Your goal: Can you print the data exactly and leave out each image?

Supplied information:
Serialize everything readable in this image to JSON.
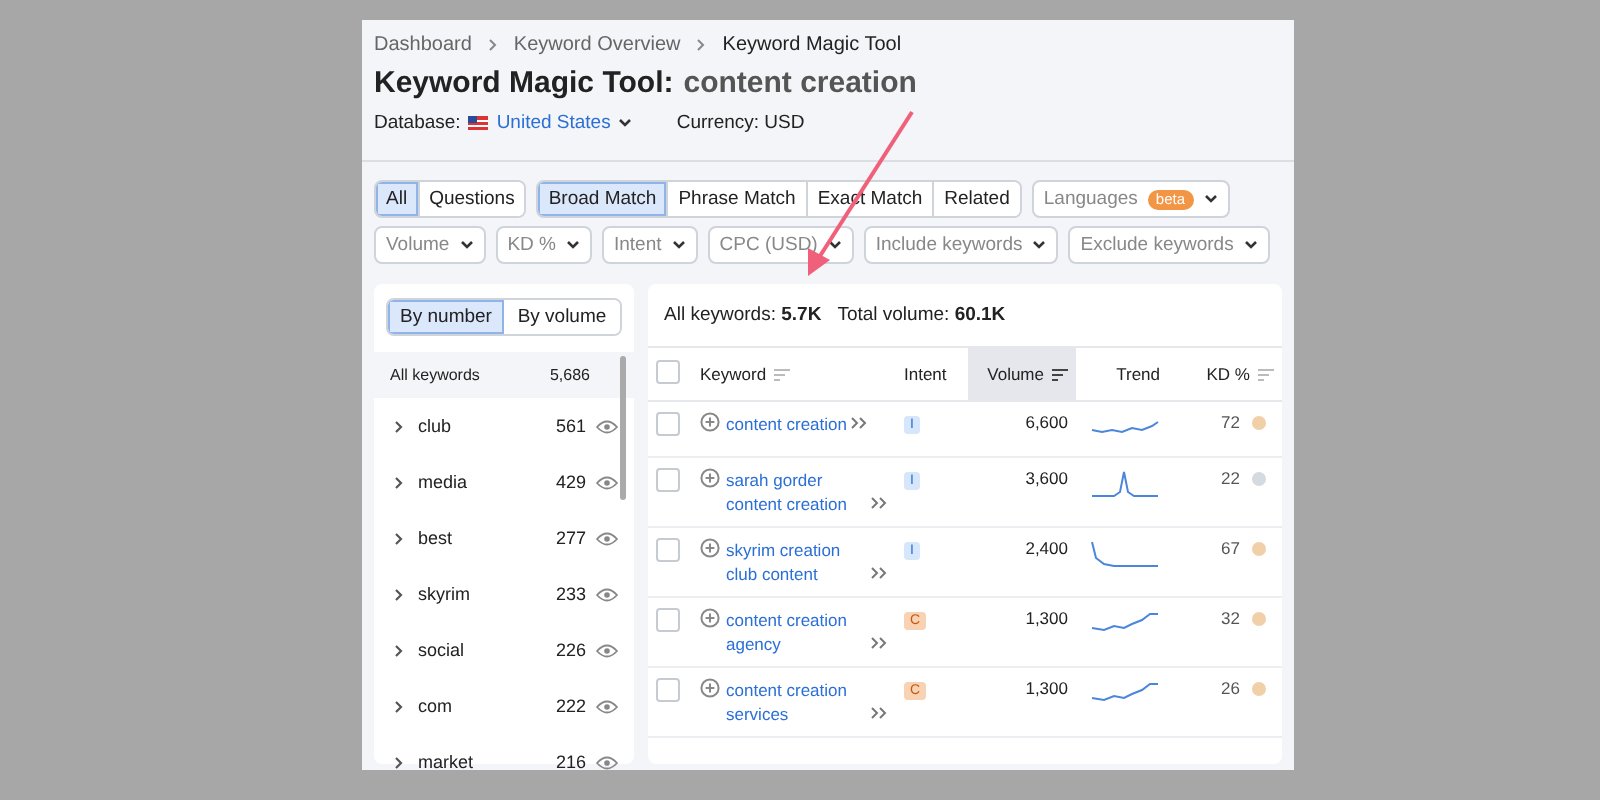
{
  "breadcrumb": [
    {
      "label": "Dashboard",
      "current": false
    },
    {
      "label": "Keyword Overview",
      "current": false
    },
    {
      "label": "Keyword Magic Tool",
      "current": true
    }
  ],
  "title": {
    "label": "Keyword Magic Tool:",
    "query": "content creation"
  },
  "database": {
    "label": "Database:",
    "value": "United States"
  },
  "currency": "Currency: USD",
  "filter_groups": [
    [
      {
        "label": "All",
        "selected": true
      },
      {
        "label": "Questions",
        "selected": false
      }
    ],
    [
      {
        "label": "Broad Match",
        "selected": true
      },
      {
        "label": "Phrase Match",
        "selected": false
      },
      {
        "label": "Exact Match",
        "selected": false
      },
      {
        "label": "Related",
        "selected": false
      }
    ]
  ],
  "languages": {
    "label": "Languages",
    "badge": "beta"
  },
  "dropdowns": [
    "Volume",
    "KD %",
    "Intent",
    "CPC (USD)",
    "Include keywords",
    "Exclude keywords"
  ],
  "sort_toggle": [
    {
      "label": "By number",
      "selected": true
    },
    {
      "label": "By volume",
      "selected": false
    }
  ],
  "groups_total": {
    "label": "All keywords",
    "count": "5,686"
  },
  "groups": [
    {
      "label": "club",
      "count": "561"
    },
    {
      "label": "media",
      "count": "429"
    },
    {
      "label": "best",
      "count": "277"
    },
    {
      "label": "skyrim",
      "count": "233"
    },
    {
      "label": "social",
      "count": "226"
    },
    {
      "label": "com",
      "count": "222"
    },
    {
      "label": "market",
      "count": "216"
    }
  ],
  "summary": {
    "keywords_label": "All keywords:",
    "keywords": "5.7K",
    "volume_label": "Total volume:",
    "volume": "60.1K"
  },
  "table": {
    "header_checked": false,
    "columns": [
      {
        "label": "Keyword",
        "sortable": true,
        "sorted": false
      },
      {
        "label": "Intent",
        "sortable": false,
        "sorted": false
      },
      {
        "label": "Volume",
        "sortable": true,
        "sorted": true
      },
      {
        "label": "Trend",
        "sortable": false,
        "sorted": false
      },
      {
        "label": "KD %",
        "sortable": true,
        "sorted": false
      }
    ],
    "rows": [
      {
        "checked": false,
        "keyword": "content creation",
        "intent": {
          "letter": "I",
          "kind": "informational"
        },
        "volume": "6,600",
        "trend": {
          "kind": "flat"
        },
        "kd": "72",
        "color": "#f1cfa8"
      },
      {
        "checked": false,
        "keyword": "sarah gorder content creation",
        "intent": {
          "letter": "I",
          "kind": "informational"
        },
        "volume": "3,600",
        "trend": {
          "kind": "spike"
        },
        "kd": "22",
        "color": "#d5d9e0"
      },
      {
        "checked": false,
        "keyword": "skyrim creation club content",
        "intent": {
          "letter": "I",
          "kind": "informational"
        },
        "volume": "2,400",
        "trend": {
          "kind": "decline"
        },
        "kd": "67",
        "color": "#f1cfa8"
      },
      {
        "checked": false,
        "keyword": "content creation agency",
        "intent": {
          "letter": "C",
          "kind": "commercial"
        },
        "volume": "1,300",
        "trend": {
          "kind": "rise"
        },
        "kd": "32",
        "color": "#f1cfa8"
      },
      {
        "checked": false,
        "keyword": "content creation services",
        "intent": {
          "letter": "C",
          "kind": "commercial"
        },
        "volume": "1,300",
        "trend": {
          "kind": "rise"
        },
        "kd": "26",
        "color": "#f1cfa8"
      }
    ]
  }
}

The completed task:
Serialize everything readable in this image to JSON.
{
  "breadcrumb": [
    {
      "label": "Dashboard",
      "current": false
    },
    {
      "label": "Keyword Overview",
      "current": false
    },
    {
      "label": "Keyword Magic Tool",
      "current": true
    }
  ],
  "title": {
    "label": "Keyword Magic Tool:",
    "query": "content creation"
  },
  "database": {
    "label": "Database:",
    "value": "United States"
  },
  "currency": "Currency: USD",
  "filter_groups": [
    [
      {
        "label": "All",
        "selected": true
      },
      {
        "label": "Questions",
        "selected": false
      }
    ],
    [
      {
        "label": "Broad Match",
        "selected": true
      },
      {
        "label": "Phrase Match",
        "selected": false
      },
      {
        "label": "Exact Match",
        "selected": false
      },
      {
        "label": "Related",
        "selected": false
      }
    ]
  ],
  "languages": {
    "label": "Languages",
    "badge": "beta"
  },
  "dropdowns": [
    "Volume",
    "KD %",
    "Intent",
    "CPC (USD)",
    "Include keywords",
    "Exclude keywords"
  ],
  "sort_toggle": [
    {
      "label": "By number",
      "selected": true
    },
    {
      "label": "By volume",
      "selected": false
    }
  ],
  "groups_total": {
    "label": "All keywords",
    "count": "5,686"
  },
  "groups": [
    {
      "label": "club",
      "count": "561"
    },
    {
      "label": "media",
      "count": "429"
    },
    {
      "label": "best",
      "count": "277"
    },
    {
      "label": "skyrim",
      "count": "233"
    },
    {
      "label": "social",
      "count": "226"
    },
    {
      "label": "com",
      "count": "222"
    },
    {
      "label": "market",
      "count": "216"
    }
  ],
  "summary": {
    "keywords_label": "All keywords:",
    "keywords": "5.7K",
    "volume_label": "Total volume:",
    "volume": "60.1K"
  },
  "table": {
    "header_checked": false,
    "columns": [
      {
        "label": "Keyword",
        "sortable": true,
        "sorted": false
      },
      {
        "label": "Intent",
        "sortable": false,
        "sorted": false
      },
      {
        "label": "Volume",
        "sortable": true,
        "sorted": true
      },
      {
        "label": "Trend",
        "sortable": false,
        "sorted": false
      },
      {
        "label": "KD %",
        "sortable": true,
        "sorted": false
      }
    ],
    "rows": [
      {
        "checked": false,
        "keyword": "content creation",
        "intent": {
          "letter": "I",
          "kind": "informational"
        },
        "volume": "6,600",
        "trend": {
          "kind": "flat"
        },
        "kd": "72",
        "color": "#f1cfa8"
      },
      {
        "checked": false,
        "keyword": "sarah gorder content creation",
        "intent": {
          "letter": "I",
          "kind": "informational"
        },
        "volume": "3,600",
        "trend": {
          "kind": "spike"
        },
        "kd": "22",
        "color": "#d5d9e0"
      },
      {
        "checked": false,
        "keyword": "skyrim creation club content",
        "intent": {
          "letter": "I",
          "kind": "informational"
        },
        "volume": "2,400",
        "trend": {
          "kind": "decline"
        },
        "kd": "67",
        "color": "#f1cfa8"
      },
      {
        "checked": false,
        "keyword": "content creation agency",
        "intent": {
          "letter": "C",
          "kind": "commercial"
        },
        "volume": "1,300",
        "trend": {
          "kind": "rise"
        },
        "kd": "32",
        "color": "#f1cfa8"
      },
      {
        "checked": false,
        "keyword": "content creation services",
        "intent": {
          "letter": "C",
          "kind": "commercial"
        },
        "volume": "1,300",
        "trend": {
          "kind": "rise"
        },
        "kd": "26",
        "color": "#f1cfa8"
      }
    ]
  }
}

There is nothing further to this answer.